or The Tiger that Isn't
are good places to start. Then, it's all about mastering the tools, but that's not the hardest part. Online tools are so numerous that one burgeoning data journalist is sure to find the right ones for him or her.
What are some essential data journalism tools you find necessary for every journalists who embarks on data journalism adventure?
My favorite is Google Refine (soon-to-be Open Refine). It handily replaces Excel but it's open-source and much more powerful. Google Docs is also great to collect all your data in one place. When it comes to data visualization, Datawrapper is my personal favorite, but I might be biased as it's a product I take part in developing :)
Can every journalists be a data journalist and should they be?
Yes. Data is almost always the underlying asset in any fact-based piece. A "data journalist" is only a journalist that realizes that and is able to take this data to its full potential. We needed a new term for this kind of journalism because it's new and it comes with a lot of tools many journalists aren't familiar with. But telephones and typewriters were also revolutions in newsrooms, in their time. No one would talk of telephone-journalism today. It'll be the same with data journalism in a few years.
At what point is it wise for journalists to seek help from data professionals, such as your company?

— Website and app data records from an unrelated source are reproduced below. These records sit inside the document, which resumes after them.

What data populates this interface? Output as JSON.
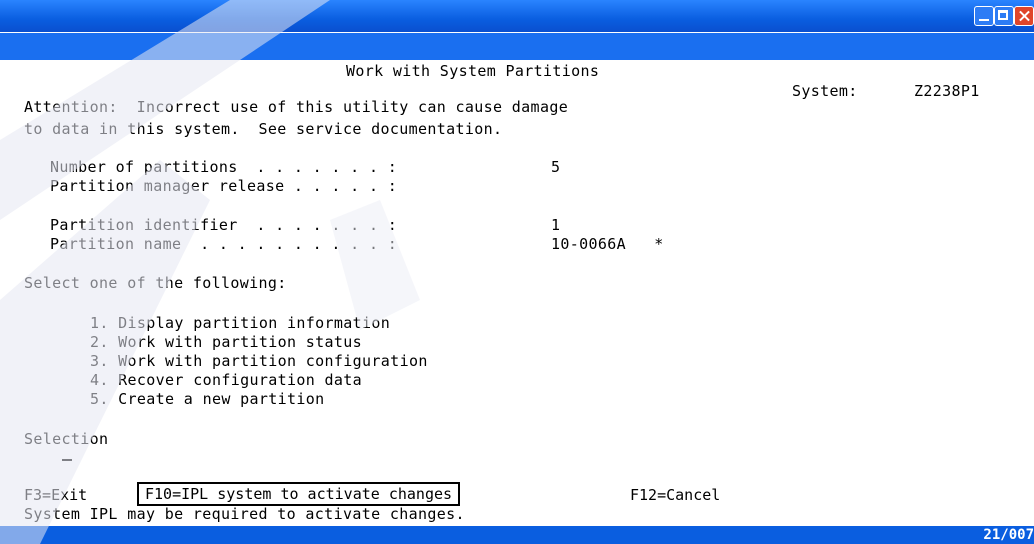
{
  "screen": {
    "title": "Work with System Partitions",
    "system_label": "System:",
    "system_name": "Z2238P1",
    "attention_line1": "Attention:  Incorrect use of this utility can cause damage",
    "attention_line2": "to data in this system.  See service documentation.",
    "fields": [
      {
        "label": "Number of partitions  . . . . . . . :",
        "value": "5"
      },
      {
        "label": "Partition manager release . . . . . :",
        "value": ""
      },
      {
        "label": "Partition identifier  . . . . . . . :",
        "value": "1"
      },
      {
        "label": "Partition name  . . . . . . . . . . :",
        "value": "10-0066A   *"
      }
    ],
    "select_prompt": "Select one of the following:",
    "options": [
      "1. Display partition information",
      "2. Work with partition status",
      "3. Work with partition configuration",
      "4. Recover configuration data",
      "5. Create a new partition"
    ],
    "selection_label": "Selection",
    "selection_value": "",
    "function_keys": {
      "f3": "F3=Exit",
      "f10": "F10=IPL system to activate changes",
      "f12": "F12=Cancel"
    },
    "message": "System IPL may be required to activate changes."
  },
  "status": {
    "cursor_position": "21/007"
  },
  "colors": {
    "titlebar": "#0a5ee0",
    "close_button": "#e0452a",
    "background": "#ffffff",
    "text": "#000000"
  }
}
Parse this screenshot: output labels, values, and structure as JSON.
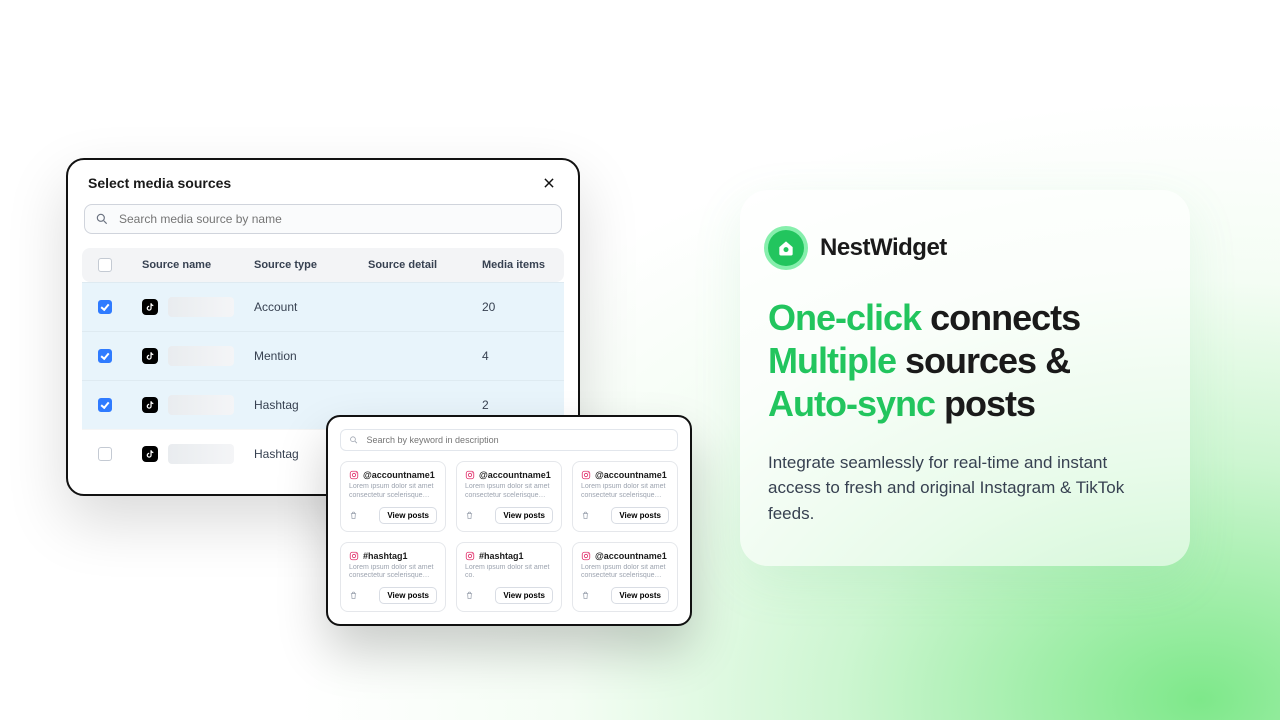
{
  "brand": {
    "name": "NestWidget"
  },
  "headline": {
    "p1_hl": "One-click",
    "p1_rest": " connects",
    "p2_hl": "Multiple",
    "p2_rest": " sources &",
    "p3_hl": "Auto-sync",
    "p3_rest": " posts"
  },
  "subcopy": "Integrate seamlessly for real-time and instant access to fresh and original Instagram & TikTok feeds.",
  "modal": {
    "title": "Select media sources",
    "search_placeholder": "Search media source by name",
    "columns": {
      "name": "Source name",
      "type": "Source type",
      "detail": "Source detail",
      "items": "Media items"
    },
    "rows": [
      {
        "checked": true,
        "type": "Account",
        "items": "20"
      },
      {
        "checked": true,
        "type": "Mention",
        "items": "4"
      },
      {
        "checked": true,
        "type": "Hashtag",
        "items": "2"
      },
      {
        "checked": false,
        "type": "Hashtag",
        "items": ""
      }
    ]
  },
  "posts": {
    "search_placeholder": "Search by keyword in description",
    "view_label": "View posts",
    "cards": [
      {
        "name": "@accountname1",
        "desc": "Lorem ipsum dolor sit amet consectetur scelerisque etiam in mau..."
      },
      {
        "name": "@accountname1",
        "desc": "Lorem ipsum dolor sit amet consectetur scelerisque etiam in mau..."
      },
      {
        "name": "@accountname1",
        "desc": "Lorem ipsum dolor sit amet consectetur scelerisque etiam in mau..."
      },
      {
        "name": "#hashtag1",
        "desc": "Lorem ipsum dolor sit amet consectetur scelerisque etiam in mo..."
      },
      {
        "name": "#hashtag1",
        "desc": "Lorem ipsum dolor sit amet co."
      },
      {
        "name": "@accountname1",
        "desc": "Lorem ipsum dolor sit amet consectetur scelerisque etiam in mau..."
      }
    ]
  }
}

We at Journalism++ are tech people. Journalists call us when they have ambitious projects they cannot do themselves, especially when it involves a lot of programming. It's all about the resources a newsroom can have in-house. Some will only let their journalists master the basics of data journalism. Others will hire "editorial developers" to work with journalists and develop bigger projects. Others still, like the New York Times, have all the skills in-house, from statisticians to designers. Not everyone can do this, and that's why you see more and more companies such as ours whose main mission is to enable storytellers to get their message out online in an efficient way.